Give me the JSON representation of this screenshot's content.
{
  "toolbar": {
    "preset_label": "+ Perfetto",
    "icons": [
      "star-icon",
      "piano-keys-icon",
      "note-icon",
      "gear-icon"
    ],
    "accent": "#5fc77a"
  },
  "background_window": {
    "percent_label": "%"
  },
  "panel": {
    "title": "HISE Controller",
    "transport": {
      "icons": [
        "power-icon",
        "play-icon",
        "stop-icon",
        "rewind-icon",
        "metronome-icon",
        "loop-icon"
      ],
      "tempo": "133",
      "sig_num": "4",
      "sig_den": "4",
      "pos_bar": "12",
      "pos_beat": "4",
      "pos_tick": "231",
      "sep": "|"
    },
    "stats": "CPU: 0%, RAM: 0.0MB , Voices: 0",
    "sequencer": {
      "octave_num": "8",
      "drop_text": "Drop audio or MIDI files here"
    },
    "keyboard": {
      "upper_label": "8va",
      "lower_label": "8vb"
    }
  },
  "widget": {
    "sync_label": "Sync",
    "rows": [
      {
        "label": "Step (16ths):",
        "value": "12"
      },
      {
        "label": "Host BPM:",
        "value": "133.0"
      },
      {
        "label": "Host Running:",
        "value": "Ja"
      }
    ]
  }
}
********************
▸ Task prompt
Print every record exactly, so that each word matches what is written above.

▸ Result for this exercise
Give me the JSON representation of this screenshot's content.
{
  "toolbar": {
    "preset_label": "+ Perfetto",
    "icons": [
      "star-icon",
      "piano-keys-icon",
      "note-icon",
      "gear-icon"
    ],
    "accent": "#5fc77a"
  },
  "background_window": {
    "percent_label": "%"
  },
  "panel": {
    "title": "HISE Controller",
    "transport": {
      "icons": [
        "power-icon",
        "play-icon",
        "stop-icon",
        "rewind-icon",
        "metronome-icon",
        "loop-icon"
      ],
      "tempo": "133",
      "sig_num": "4",
      "sig_den": "4",
      "pos_bar": "12",
      "pos_beat": "4",
      "pos_tick": "231",
      "sep": "|"
    },
    "stats": "CPU: 0%, RAM: 0.0MB , Voices: 0",
    "sequencer": {
      "octave_num": "8",
      "drop_text": "Drop audio or MIDI files here"
    },
    "keyboard": {
      "upper_label": "8va",
      "lower_label": "8vb"
    }
  },
  "widget": {
    "sync_label": "Sync",
    "rows": [
      {
        "label": "Step (16ths):",
        "value": "12"
      },
      {
        "label": "Host BPM:",
        "value": "133.0"
      },
      {
        "label": "Host Running:",
        "value": "Ja"
      }
    ]
  }
}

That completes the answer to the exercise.